Subject to the maximum annual bag limit of ten fish, an angler may take:
- a season bag limit of 3 fish in the period 1 Jan to 11 May
- a daily bag limit of 3 fish from 12 May to 31 August
- and a daily bag limit of 1 fish from 1 September to the end of the season.
- anglers fishing with a one day licence have a bag limit of one fish (only one tag is issued)
- The Bye-law also provides for the use of single hooks and prohibits the use of worms as bait once the specified number of fish have been caught in the specified periods
- Please note that no sea trout of any size caught in the Western Region or the Clew Bay area of the North Western Region can be retained.
After the daily bag limit has been taken, anglers are permitted to fish catch and release, using single barbless hooks and there is a ban on the use of worms.
Some rivers impose their own local restrictions so when you are going to buy your permit for the River Bandon, please check with the distributor.

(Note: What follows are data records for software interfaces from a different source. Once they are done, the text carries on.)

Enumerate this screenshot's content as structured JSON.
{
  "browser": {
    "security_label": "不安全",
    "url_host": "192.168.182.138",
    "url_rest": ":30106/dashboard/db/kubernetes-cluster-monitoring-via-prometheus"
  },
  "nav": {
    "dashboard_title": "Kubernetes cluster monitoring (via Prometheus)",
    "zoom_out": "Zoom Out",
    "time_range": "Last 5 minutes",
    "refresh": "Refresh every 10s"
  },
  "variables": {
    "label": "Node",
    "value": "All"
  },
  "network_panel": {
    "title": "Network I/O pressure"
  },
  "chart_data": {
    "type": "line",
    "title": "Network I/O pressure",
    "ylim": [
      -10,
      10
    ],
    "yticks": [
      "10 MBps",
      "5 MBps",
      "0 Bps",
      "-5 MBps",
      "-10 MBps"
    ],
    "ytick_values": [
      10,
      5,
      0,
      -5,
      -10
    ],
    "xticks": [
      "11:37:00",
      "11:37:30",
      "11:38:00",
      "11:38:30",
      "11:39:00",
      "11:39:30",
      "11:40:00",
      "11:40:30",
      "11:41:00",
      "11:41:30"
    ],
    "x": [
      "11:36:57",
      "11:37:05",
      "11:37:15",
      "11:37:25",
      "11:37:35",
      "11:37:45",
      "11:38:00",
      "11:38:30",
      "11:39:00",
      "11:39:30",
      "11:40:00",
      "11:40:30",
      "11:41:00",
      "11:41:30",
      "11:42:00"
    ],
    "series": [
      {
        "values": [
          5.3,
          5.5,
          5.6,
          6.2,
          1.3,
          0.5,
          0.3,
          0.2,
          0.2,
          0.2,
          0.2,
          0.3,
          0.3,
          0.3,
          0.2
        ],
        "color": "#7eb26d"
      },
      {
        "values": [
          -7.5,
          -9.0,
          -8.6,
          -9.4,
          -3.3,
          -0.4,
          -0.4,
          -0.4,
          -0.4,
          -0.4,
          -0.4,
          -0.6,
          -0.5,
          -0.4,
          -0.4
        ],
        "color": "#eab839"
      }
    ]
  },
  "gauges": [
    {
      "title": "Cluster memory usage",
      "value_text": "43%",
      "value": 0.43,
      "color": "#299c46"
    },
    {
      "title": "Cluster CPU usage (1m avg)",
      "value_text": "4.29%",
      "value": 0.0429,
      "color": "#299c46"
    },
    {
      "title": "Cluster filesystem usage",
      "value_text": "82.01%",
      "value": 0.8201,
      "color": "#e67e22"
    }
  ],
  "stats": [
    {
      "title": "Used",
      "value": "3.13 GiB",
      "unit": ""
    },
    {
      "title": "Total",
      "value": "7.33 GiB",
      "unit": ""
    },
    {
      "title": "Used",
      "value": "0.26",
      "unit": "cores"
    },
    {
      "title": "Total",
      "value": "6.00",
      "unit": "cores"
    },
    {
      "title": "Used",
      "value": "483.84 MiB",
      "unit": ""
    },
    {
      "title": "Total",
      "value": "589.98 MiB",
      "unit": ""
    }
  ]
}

|Open: Bag Limits|
|Open: Catch & Release|
|Closed: Sea Trout 40cm Or Less Only|